TASK INSTRUCTIONS: Could you copy every line of the data that contains "Node"?

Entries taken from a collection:
────────────────────────────────────────

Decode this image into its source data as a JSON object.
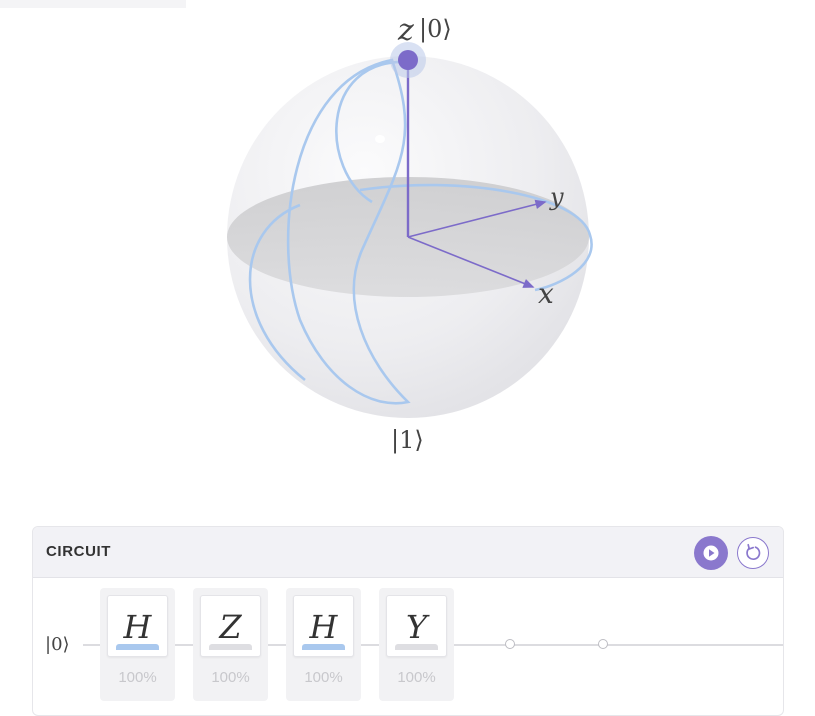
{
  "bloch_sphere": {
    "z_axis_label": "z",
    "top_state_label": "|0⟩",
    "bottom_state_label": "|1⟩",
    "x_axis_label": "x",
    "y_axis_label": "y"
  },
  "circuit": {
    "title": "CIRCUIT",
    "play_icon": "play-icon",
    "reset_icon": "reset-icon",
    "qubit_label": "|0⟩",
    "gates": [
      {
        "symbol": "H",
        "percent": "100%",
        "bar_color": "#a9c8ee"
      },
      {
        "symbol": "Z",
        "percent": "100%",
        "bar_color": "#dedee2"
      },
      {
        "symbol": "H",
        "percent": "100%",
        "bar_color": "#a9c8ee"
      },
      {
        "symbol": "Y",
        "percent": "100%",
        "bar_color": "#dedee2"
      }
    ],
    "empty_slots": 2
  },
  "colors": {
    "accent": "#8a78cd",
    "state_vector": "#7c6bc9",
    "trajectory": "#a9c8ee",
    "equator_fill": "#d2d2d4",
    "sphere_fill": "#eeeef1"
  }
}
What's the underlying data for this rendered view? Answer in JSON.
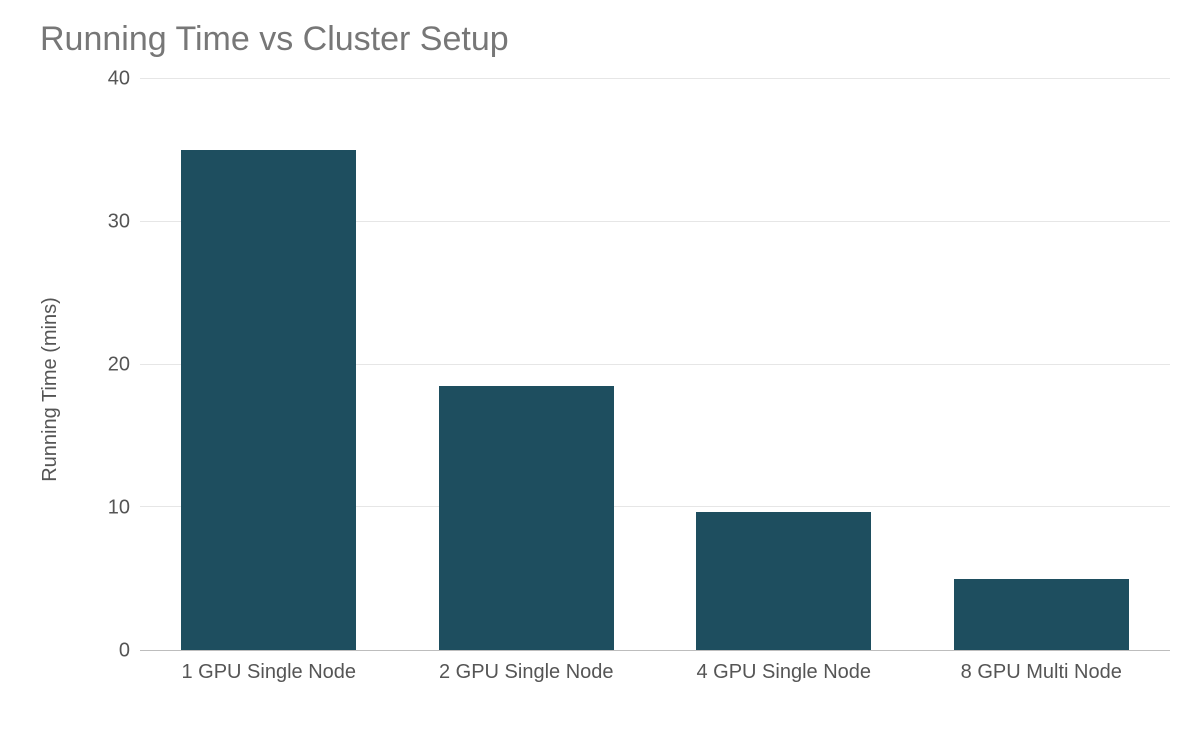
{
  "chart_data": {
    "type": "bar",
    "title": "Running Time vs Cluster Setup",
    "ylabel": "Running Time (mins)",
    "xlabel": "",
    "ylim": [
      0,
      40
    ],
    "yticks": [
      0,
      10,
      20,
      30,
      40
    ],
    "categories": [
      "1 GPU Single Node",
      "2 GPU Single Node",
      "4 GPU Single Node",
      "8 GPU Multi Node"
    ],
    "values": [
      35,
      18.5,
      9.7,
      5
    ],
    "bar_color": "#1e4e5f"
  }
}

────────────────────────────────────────

RESPONSE:
      "1 GPU Single Node",
      "2 GPU Single Node",
      "4 GPU Single Node",
      "8 GPU Multi Node"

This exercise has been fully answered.